Miami Herald: Fla. lawmakers propose banning felons owning pain clinics
Nov 2, 2009
The Miami Herald publlished this article on October 31, 2009
Lawmakers announced Friday that they will be filing a bill that would require the state to revoke or deny operating licenses for pain clinics operated by convicted felons.BY SCOTT HIAASEN shiaasen@MiamiHerald.com
Hoping to close a loophole that has helped make South Florida the hub of black-market prescription painkillers, two Democratic state lawmakers are proposing legislation to ban convicted felons from holding an ownership stake in pain clinics distributing narcotics.
State Sen. Dan Gelber of Miami Beach and Rep. Kelly Skidmore of Boca Raton announced Friday that they will be filing a bill that would require the state to revoke or deny operating licenses for pain clinics operated by convicted felons. Under current law, a felon can own a pain clinic and distribute pills with little oversight from the state.
In the past two years, the number of pain clinics operating in South Florida has more than doubled, making the region the leading supplier of illegal painkillers in the eastern United States, according to narcotics investigators.

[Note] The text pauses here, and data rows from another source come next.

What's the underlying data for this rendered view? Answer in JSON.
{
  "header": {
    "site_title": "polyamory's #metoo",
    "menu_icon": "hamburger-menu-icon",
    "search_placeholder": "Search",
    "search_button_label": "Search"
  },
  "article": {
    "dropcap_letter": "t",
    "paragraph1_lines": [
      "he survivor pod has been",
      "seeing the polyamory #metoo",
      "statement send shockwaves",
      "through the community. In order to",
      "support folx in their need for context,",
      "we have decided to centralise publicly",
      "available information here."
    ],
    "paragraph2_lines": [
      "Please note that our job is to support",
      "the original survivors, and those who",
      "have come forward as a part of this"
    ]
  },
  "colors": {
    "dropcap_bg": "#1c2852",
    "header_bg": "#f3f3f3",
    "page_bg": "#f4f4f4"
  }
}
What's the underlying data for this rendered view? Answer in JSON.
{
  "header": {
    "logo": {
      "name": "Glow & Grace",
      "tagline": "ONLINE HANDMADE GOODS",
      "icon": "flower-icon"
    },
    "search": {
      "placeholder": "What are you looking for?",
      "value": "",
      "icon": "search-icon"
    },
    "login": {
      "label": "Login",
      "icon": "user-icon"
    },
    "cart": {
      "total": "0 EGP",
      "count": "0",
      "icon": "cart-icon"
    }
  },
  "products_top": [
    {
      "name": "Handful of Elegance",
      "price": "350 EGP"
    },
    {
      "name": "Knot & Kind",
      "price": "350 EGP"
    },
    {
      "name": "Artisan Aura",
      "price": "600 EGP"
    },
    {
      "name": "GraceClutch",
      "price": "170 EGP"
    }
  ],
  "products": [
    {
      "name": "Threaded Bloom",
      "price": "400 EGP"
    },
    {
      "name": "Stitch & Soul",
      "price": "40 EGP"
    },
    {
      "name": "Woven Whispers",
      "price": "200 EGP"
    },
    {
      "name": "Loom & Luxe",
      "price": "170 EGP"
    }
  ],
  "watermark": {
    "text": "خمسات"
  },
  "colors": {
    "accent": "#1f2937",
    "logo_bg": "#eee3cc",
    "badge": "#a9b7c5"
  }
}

Earlier this year, a Miami Herald investigation identified several clinic owners who had been convicted of crimes, including a Davie clinic owner who served two jail terms for racketeering and fraud, and the owner of a now-defunct Wilton Manors clinic who pleaded guilty to possession of steroids with intent to sell.
During this year’s legislative session, Skidmore led an effort to create a statewide prescription database system to be used by doctors and pharmacists to detect patients who go “doctor shopping” to get multiple prescriptions to addictive painkillers such as oxycodone. The program should be put in place by the end of next year. Thirty-eight other states already have a similar program.

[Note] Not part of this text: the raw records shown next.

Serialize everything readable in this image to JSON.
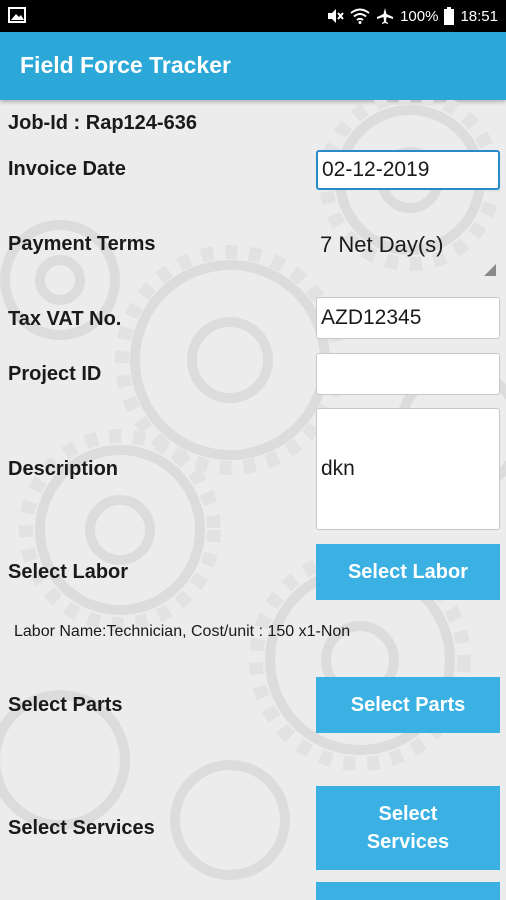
{
  "status_bar": {
    "battery_percent": "100%",
    "time": "18:51",
    "icons": [
      "gallery-icon",
      "mute-icon",
      "wifi-icon",
      "airplane-icon",
      "battery-icon"
    ]
  },
  "app_bar": {
    "title": "Field Force Tracker",
    "color": "#2ba7d8"
  },
  "form": {
    "job_id": "Job-Id : Rap124-636",
    "invoice_date": {
      "label": "Invoice Date",
      "value": "02-12-2019"
    },
    "payment_terms": {
      "label": "Payment Terms",
      "value": "7 Net Day(s)"
    },
    "tax_vat": {
      "label": "Tax VAT No.",
      "value": "AZD12345"
    },
    "project_id": {
      "label": "Project ID",
      "value": ""
    },
    "description": {
      "label": "Description",
      "value": "dkn"
    },
    "labor": {
      "label": "Select Labor",
      "button": "Select Labor",
      "info": "Labor Name:Technician, Cost/unit : 150 x1-Non"
    },
    "parts": {
      "label": "Select Parts",
      "button": "Select Parts"
    },
    "services": {
      "label": "Select Services",
      "button_line1": "Select",
      "button_line2": "Services"
    }
  },
  "colors": {
    "button": "#3ab1e2",
    "focus_border": "#2a8ac8"
  }
}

Under current law, the state Agency for Health Care Administration performs criminal background checks of all owners and key staffers at health clinics it regulates. But AHCA regulates only clinics that accept insurance — and most pain clinics take only cash.

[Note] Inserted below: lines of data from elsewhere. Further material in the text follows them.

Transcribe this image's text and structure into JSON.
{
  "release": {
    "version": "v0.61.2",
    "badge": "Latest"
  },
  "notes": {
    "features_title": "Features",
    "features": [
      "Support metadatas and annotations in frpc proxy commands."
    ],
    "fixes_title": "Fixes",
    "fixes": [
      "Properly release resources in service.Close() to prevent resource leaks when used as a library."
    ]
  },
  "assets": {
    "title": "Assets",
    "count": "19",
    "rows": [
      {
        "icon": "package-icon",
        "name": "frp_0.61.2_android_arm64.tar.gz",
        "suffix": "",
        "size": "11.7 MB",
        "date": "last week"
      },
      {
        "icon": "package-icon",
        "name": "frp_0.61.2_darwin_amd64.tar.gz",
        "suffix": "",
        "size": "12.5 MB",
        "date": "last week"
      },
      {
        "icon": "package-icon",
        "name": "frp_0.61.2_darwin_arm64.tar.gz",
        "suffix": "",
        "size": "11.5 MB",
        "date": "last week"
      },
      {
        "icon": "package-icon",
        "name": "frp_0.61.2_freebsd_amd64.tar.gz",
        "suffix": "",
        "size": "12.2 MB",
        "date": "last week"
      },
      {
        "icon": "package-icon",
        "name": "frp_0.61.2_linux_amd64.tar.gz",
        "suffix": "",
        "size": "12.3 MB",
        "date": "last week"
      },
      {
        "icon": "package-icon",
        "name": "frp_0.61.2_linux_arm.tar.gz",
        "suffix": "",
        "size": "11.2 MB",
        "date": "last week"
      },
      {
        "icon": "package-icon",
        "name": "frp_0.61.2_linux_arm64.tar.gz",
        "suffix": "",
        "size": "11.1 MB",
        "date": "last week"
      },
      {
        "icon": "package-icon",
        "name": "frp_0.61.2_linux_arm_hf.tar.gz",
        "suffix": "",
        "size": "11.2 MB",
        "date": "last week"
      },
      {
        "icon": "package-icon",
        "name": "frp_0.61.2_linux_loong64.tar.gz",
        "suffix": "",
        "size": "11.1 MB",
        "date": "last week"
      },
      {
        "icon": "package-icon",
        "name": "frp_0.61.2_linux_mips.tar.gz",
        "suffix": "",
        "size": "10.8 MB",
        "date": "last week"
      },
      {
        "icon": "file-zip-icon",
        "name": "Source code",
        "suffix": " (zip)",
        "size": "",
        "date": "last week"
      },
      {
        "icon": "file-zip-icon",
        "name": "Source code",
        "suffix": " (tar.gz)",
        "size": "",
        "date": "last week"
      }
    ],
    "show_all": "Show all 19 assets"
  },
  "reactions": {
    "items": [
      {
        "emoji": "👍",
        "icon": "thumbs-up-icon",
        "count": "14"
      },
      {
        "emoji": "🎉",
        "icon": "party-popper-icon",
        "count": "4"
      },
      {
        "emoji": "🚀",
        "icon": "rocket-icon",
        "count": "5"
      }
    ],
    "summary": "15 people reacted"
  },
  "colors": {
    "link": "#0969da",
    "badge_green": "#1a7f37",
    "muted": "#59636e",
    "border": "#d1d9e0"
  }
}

“This industry has attracted far too many bad apples and this loophole needs to be closed,” said Gelber, who is running for state Attorney General next year.